STAMFORD – David Tunick arrived in Stamford Harbor on his sailboat on Wednesday after a voyage of around eight weeks across the Atlantic Ocean.

Tunick had previously sailed his boat, Night Watch, from Connecticut to England about two decades ago. This summer, the 78-year-old brought him back from Spain. On both trips, he traveled alone.

Tunick, a New York art gallery owner who lives in the Shippan neighborhood of Stamford, prepared for his recent trip by seeing a number of medical specialists and even having his gallbladder removed.

Reflecting on his trip, Tunick thought of the line from Charles Dickens’ “A Tale of Two Cities”: “It was the best of times, it was the worst of times.”

“I have never seen such a cascade of equipment failures at one time or another – the generator, the engine, the autopilots, the communication system, the whole electrical system,” said Tunick, who sails offshore for over 40 years. years.

While Tunick said he had hoped to sail from Spain straight to Stamford, he ended up stopping at two ports to carry out repairs. He said he also received advice virtually from his fellow sailors.

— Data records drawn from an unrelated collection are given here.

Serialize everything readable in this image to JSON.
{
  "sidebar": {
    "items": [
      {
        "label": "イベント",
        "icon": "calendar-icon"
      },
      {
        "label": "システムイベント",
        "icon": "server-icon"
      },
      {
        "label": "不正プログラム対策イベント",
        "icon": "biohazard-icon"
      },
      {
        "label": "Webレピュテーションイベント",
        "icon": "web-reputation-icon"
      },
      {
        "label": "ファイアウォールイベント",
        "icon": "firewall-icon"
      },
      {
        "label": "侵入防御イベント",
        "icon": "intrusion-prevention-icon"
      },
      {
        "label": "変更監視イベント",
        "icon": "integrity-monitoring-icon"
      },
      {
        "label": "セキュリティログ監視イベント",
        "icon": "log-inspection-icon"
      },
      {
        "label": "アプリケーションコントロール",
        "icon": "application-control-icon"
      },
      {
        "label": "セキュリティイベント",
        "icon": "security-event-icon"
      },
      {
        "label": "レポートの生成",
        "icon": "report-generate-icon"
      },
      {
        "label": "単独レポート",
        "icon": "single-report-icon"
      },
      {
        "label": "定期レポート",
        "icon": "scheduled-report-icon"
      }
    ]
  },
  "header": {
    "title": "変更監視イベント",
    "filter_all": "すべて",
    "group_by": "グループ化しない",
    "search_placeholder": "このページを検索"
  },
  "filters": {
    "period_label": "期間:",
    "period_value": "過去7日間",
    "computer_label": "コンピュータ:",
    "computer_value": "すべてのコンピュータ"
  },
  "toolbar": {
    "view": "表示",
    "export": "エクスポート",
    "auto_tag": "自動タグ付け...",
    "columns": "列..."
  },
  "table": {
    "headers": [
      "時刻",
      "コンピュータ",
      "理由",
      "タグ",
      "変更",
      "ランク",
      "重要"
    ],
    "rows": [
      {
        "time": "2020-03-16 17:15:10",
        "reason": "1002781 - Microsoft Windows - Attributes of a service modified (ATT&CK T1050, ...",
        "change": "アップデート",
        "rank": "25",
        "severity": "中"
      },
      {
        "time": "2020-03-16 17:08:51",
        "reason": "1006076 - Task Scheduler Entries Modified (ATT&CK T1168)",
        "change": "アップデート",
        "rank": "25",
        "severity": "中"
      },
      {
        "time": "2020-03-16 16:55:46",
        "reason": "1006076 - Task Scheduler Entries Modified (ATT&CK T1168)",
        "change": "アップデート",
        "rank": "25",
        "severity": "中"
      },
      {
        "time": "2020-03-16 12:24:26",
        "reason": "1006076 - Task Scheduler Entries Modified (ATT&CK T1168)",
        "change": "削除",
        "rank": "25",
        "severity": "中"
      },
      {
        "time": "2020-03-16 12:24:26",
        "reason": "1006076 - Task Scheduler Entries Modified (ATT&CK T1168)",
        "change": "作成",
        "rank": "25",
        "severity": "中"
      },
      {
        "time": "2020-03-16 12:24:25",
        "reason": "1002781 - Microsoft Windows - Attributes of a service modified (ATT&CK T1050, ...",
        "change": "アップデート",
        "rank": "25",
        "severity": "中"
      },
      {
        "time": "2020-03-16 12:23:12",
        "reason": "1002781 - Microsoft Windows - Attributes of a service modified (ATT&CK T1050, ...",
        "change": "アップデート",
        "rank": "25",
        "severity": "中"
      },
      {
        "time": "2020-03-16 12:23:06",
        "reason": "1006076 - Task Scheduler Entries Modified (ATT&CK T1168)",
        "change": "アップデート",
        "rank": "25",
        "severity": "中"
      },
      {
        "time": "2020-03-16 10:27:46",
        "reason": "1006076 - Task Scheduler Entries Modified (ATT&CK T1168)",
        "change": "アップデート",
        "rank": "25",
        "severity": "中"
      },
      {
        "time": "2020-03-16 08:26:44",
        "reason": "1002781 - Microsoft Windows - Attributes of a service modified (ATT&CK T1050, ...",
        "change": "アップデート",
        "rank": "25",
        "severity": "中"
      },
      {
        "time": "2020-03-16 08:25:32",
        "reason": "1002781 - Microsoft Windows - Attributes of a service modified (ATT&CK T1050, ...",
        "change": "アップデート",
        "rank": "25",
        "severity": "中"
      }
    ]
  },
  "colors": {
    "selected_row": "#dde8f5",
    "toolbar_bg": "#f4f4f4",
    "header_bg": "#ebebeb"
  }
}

“It just came back to me once again how really tight-knit the sailing community is in supporting each other, the people who do this stuff,” he said. “I was in contact with people by email and by text, very, very occasionally by phone. … In the end, I really had a team ashore.

Tunick had planned to leave La Coruña, Spain, at the end of May. But he said Night Watch needed a few more days of work before he was ready to go.

Everything seemed ready to go on June 4.

“I get on the boat, I literally hit the ignition button and the engine won’t start,” Tunick said. “It turned out there was sea water in the engine.”

A week later the problem was solved and Tunick was on his way southwest. As he cruised the shipping lanes along the coast, the winds turned into a gale. His direction got stuck and he said he ended up in northern Spain.

“The boat gets hammered by the waves every few seconds,” Tunick said. “But the boat handles it beautifully.”

Tunick has owned Night Watch – a ship designed by Sparkman & Stephens, built by Abeking & Rasmussen – for almost 40 years.

About two days later, the tide turned. Tunick eventually made it to Horta on the island of Faial, which is part of the Azores. But her steering again got stuck in port.

In the days when the steering needed repair, Tunick spent time in Horta – a town he described as “one of those legendary ports” for sailors.

On the next leg of his journey, he said he got caught in the Bermuda High, a high-pressure system.

“I couldn’t move the boat because there was no wind,” Tunick said. “I mean the jellyfish were literally swimming past me faster than Night Watch could move.”

Meanwhile, the sun was beating down on his boat.

“It was too hot to go out in the sun during the day,” Tunick said. “So I would go out on deck to do what I had to do every morning just before dawn when there was some light…and the same thing at night just before dusk.”

The cabin below deck offered little relief, the sun heating Night Watch’s aluminum hull. Sometimes he lost power.

He said he thought about those times, “Well, if Columbus did it, I can do it.”

Tunick said he lost about 20 pounds on his trip, which he attributed in part to losing his sweet tooth. He had stocked up on chocolate bars, M&Ms and chocolate milk, but he never touched them.

It took about four weeks instead of two as planned, but it finally arrived in Bermuda – with its engine, generator and autopilot systems failing.

Tunick said he invested his “heart, soul and hard-earned money” in his boat for about four years in preparation for his trip.

“But you can’t be sure of everything,” he said. “You just have to be ready when things go wrong.”

After a week in St. George’s, Bermuda, he headed northwest with everything fixed. But then his boat’s batteries began to overcharge. Afraid of a fire, Tunick packed a bag of essentials in case he had to abandon ship.

One day, Tunick was standing at his chart table when an “asynchronous” wave hit the boat, knocking him to the other side of the cabin. He hit a piece of metal and injured his ribs, arm and hand.

When he finally arrived in Stamford Harbor on Wednesday afternoon, members of the Stamford Yacht Club and young sailors were there to meet him.

Tunick recalled that at one point someone handed him a glass of champagne. After drinking it, he went home and fell asleep.

“It was just – I have to say – very emotional for me and very, very happy and a wonderful reception,” Tunick said. “I love the sound of Long Island. I love Stamford. …I love sailing out of here. I love all the places you can go in the Sound. You can be alone, wet alone, go swimming. You can be with other boats. You can be with friends. It’s just awesome.

[email protected]